Always wait until the last minute? Think every gift should involve eating? Same with Seattle Times food writer Bethany Jean Clement — and she took a look back at the year in Seattle-area food to find the best presents for those on your list (or just to elf yourself!).

Share story

OK, my fellow procrastinators — it’s time. Last year, at the last minute, I got my mom a gift certificate for a cooking class at Tom Douglas’ Hot Stove Society for her and a friend. She chose one taught by the great Bridget Charters and chose me as the friend, so that was a winner all around (hi, Mom!). My brother and I had decreed only edible gifts, so I got to stroll through selecting stuff for a big gift basket from Big John’s PFI — and then he, my sister-in-law and nephew got some very nice olive oil, sherry vinegar, tinned fish and all kinds of treats. (You could also go the sweets route at Big John’s, and some candy, cookies and chocolates shaped like ladybugs might also have made their way home … another win-win.)

Here are a dozen more gift ideas for those in your life who love food*, along with the Pacific Northwest stories from the past year that inspired them. (And if you’re better about getting out ahead of holiday giving than I am, these presents will also work for Valentine’s Day!)

• For the fan of all things old-school and charming: a copy of the pink-covered, spiral-bound cookbook called ‘Cook’ — from ‘Cook’: How an arts community provided the recipes for a perfect Northwest cookbook

• For the serious food nerd (and/or someone to whom you’d like to feed stuff blindfolded): a copy of local chef/author Becky Selengut’s book ‘How to Taste’ — from The Manhattan experiment: How one drink, served blindfolded, can change the way you taste

• For those who’d be excited to make a sauce with a splash of wine straight out of their glass: a copy of new local cookbook ‘Searing Inspiration’ — from How one game-changing recipe can make you a better cook: Susan Volland’s ‘Searing Inspiration

• For the armchair cheesemaker/bucolic-aspirational: copies of the Vashon Island love letters ‘Farm Food, Volume I: Fall & Winter’ and ‘Farm Food, Volume II: Spring & Summer’ — from Life on the farm: How Kurt Timmermeister opted out of the Seattle restaurant industry

• For those who’ve been looking for somewhere marvelous to stay (with a great restaurant, if that even needs saying) on the Washington coast: an overnight (or two) at the Tokeland Hotel — from The Tokeland Hotel: What happens when an excellent Seattle chef takes over Washington state’s oldest lodgings

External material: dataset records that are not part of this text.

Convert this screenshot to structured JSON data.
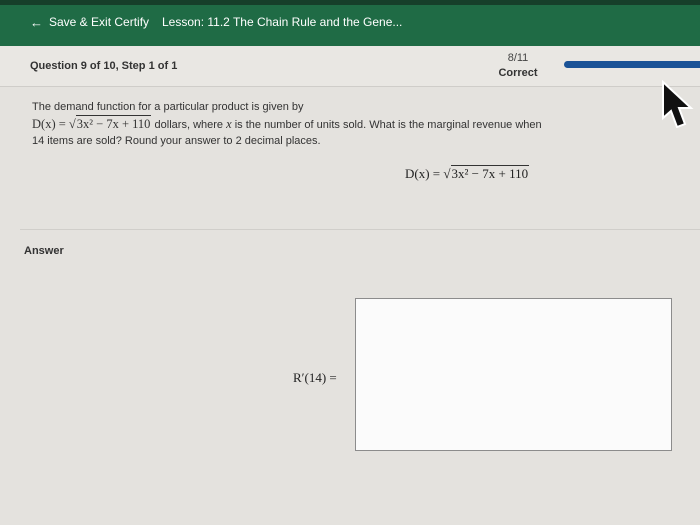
{
  "topbar": {
    "save_exit_label": "Save & Exit Certify",
    "lesson_title": "Lesson: 11.2 The Chain Rule and the Gene..."
  },
  "question_header": {
    "question_label": "Question 9 of 10, Step 1 of 1",
    "score": "8/11",
    "status": "Correct",
    "progress_color": "#1a5296"
  },
  "problem": {
    "intro": "The demand function for a particular product is given by",
    "equation_lhs": "D(x) =",
    "radicand": "3x² − 7x + 110",
    "after_equation": "dollars, where",
    "variable": "x",
    "after_variable": "is the number of units sold. What is the marginal revenue when",
    "line3": "14 items are sold? Round your answer to 2 decimal places.",
    "display_lhs": "D(x) =",
    "display_radicand": "3x² − 7x + 110"
  },
  "answer": {
    "label": "Answer",
    "lhs": "R′(14) =",
    "value": ""
  },
  "colors": {
    "topbar": "#1f6b45",
    "background": "#e4e2de"
  }
}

• For the compulsive composter: a copy of local writer Jill Lightner’s ‘Scraps, Peels, and Stems: Recipes and Tips for Rethinking Food Waste at Home’— from Food waste, and what to do about it — plus the best recipe for using up stale bread

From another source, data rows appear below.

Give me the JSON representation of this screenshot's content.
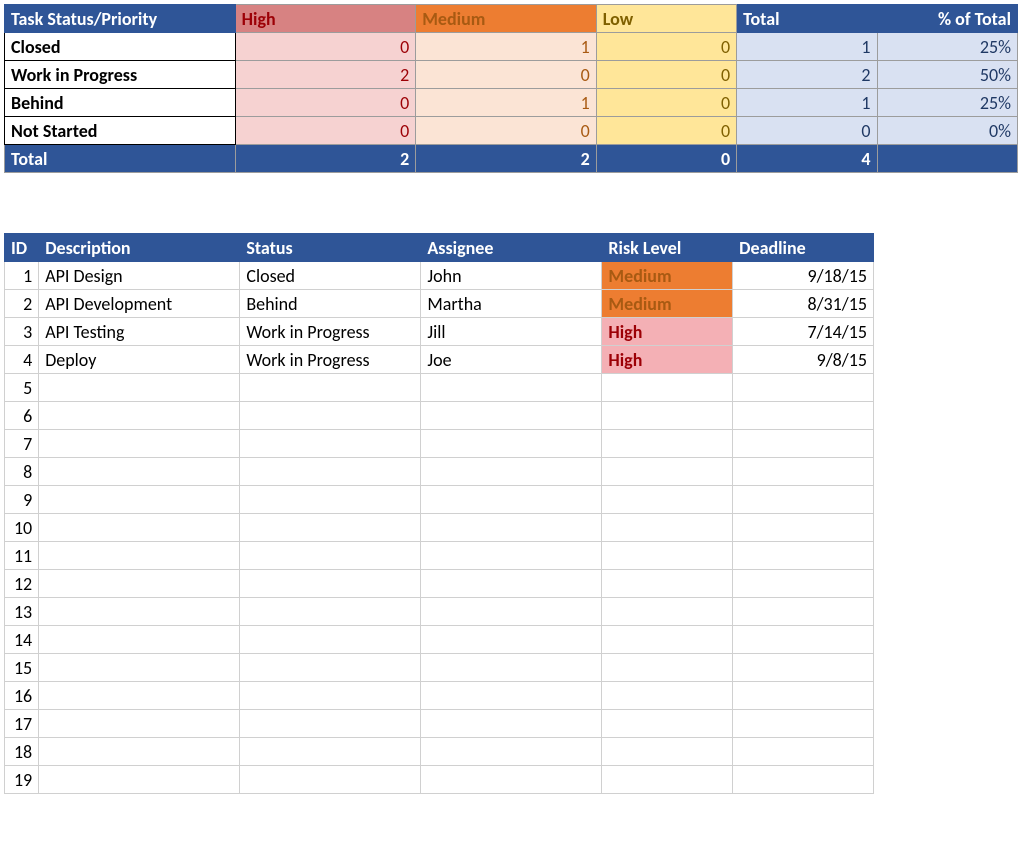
{
  "summary": {
    "header": {
      "status_priority": "Task Status/Priority",
      "high": "High",
      "medium": "Medium",
      "low": "Low",
      "total": "Total",
      "pct": "% of Total"
    },
    "rows": [
      {
        "label": "Closed",
        "high": 0,
        "medium": 1,
        "low": 0,
        "total": 1,
        "pct": "25%"
      },
      {
        "label": "Work in Progress",
        "high": 2,
        "medium": 0,
        "low": 0,
        "total": 2,
        "pct": "50%"
      },
      {
        "label": "Behind",
        "high": 0,
        "medium": 1,
        "low": 0,
        "total": 1,
        "pct": "25%"
      },
      {
        "label": "Not Started",
        "high": 0,
        "medium": 0,
        "low": 0,
        "total": 0,
        "pct": "0%"
      }
    ],
    "totals": {
      "label": "Total",
      "high": 2,
      "medium": 2,
      "low": 0,
      "total": 4,
      "pct": ""
    }
  },
  "detail": {
    "header": {
      "id": "ID",
      "description": "Description",
      "status": "Status",
      "assignee": "Assignee",
      "risk": "Risk Level",
      "deadline": "Deadline"
    },
    "rows": [
      {
        "id": 1,
        "description": "API Design",
        "status": "Closed",
        "assignee": "John",
        "risk": "Medium",
        "risk_class": "risk-med",
        "deadline": "9/18/15"
      },
      {
        "id": 2,
        "description": "API Development",
        "status": "Behind",
        "assignee": "Martha",
        "risk": "Medium",
        "risk_class": "risk-med",
        "deadline": "8/31/15"
      },
      {
        "id": 3,
        "description": "API Testing",
        "status": "Work in Progress",
        "assignee": "Jill",
        "risk": "High",
        "risk_class": "risk-high",
        "deadline": "7/14/15"
      },
      {
        "id": 4,
        "description": "Deploy",
        "status": "Work in Progress",
        "assignee": "Joe",
        "risk": "High",
        "risk_class": "risk-high",
        "deadline": "9/8/15"
      }
    ],
    "empty_ids": [
      5,
      6,
      7,
      8,
      9,
      10,
      11,
      12,
      13,
      14,
      15,
      16,
      17,
      18,
      19
    ]
  },
  "chart_data": {
    "type": "table",
    "title": "Task Status vs Priority Count",
    "categories": [
      "Closed",
      "Work in Progress",
      "Behind",
      "Not Started"
    ],
    "series": [
      {
        "name": "High",
        "values": [
          0,
          2,
          0,
          0
        ]
      },
      {
        "name": "Medium",
        "values": [
          1,
          0,
          1,
          0
        ]
      },
      {
        "name": "Low",
        "values": [
          0,
          0,
          0,
          0
        ]
      }
    ],
    "totals": {
      "row": [
        1,
        2,
        1,
        0
      ],
      "grand": 4,
      "pct_of_total": [
        "25%",
        "50%",
        "25%",
        "0%"
      ]
    }
  }
}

• For the committed carnivore: from chef Kristina Glinoga, the gift of a Butchery 101 class or a meat share from an ethical local farm — from How to butcher a whole pig

• For your BFF/a film fan: dinner (and drinks!) at a movie at Seattle’s adorable Central Cinema, Bellevue’s posh Cinemark Reserve, Burien’s delightful Tin Room Bar & Theater or a Seattle El Gaucho/Big Picture double-feature happy hour — the favorites so far from Dinner at a Movie: The Series

• For the person who really, really loves seafood: a seafood-diet trip to Vancouver with brunches and dinners at Oddfish, Hook Seabar, Tetsu Sushi Bar, Popina and (my personal favorite) Coquille — from Vancouver’s new seafood restaurants make the city even better

• For someone you really, really love: a homemade punch-card good for dinner for two at Seattle’s very best, tried-and-true top-10 restaurants over the course of 2019 (the two including you, hopefully) — from 10 Essential Seattle Restaurants

• For someone you really, really love but to whom you’d like to show that fact in a more economical, but still very heartfelt, fashion: a bespoke gift card for a fancy dinner of fish en papillote made by you — from The pretty, fun and surprisingly easy way to cook fish: en papillote

• For a truly generous spirit: a donation in their honor to YouthCare to help Seattle youth experiencing homelessness (or gather another friend or two and volunteer to cook a meal) — from Home cooking counts: caring for youth experiencing homelessness in Seattle

Merry merry, everybody … let’s all love one another. Here’s to the solstice and the new year!

*And yes, despite the headline, we should still stop saying “foodie.”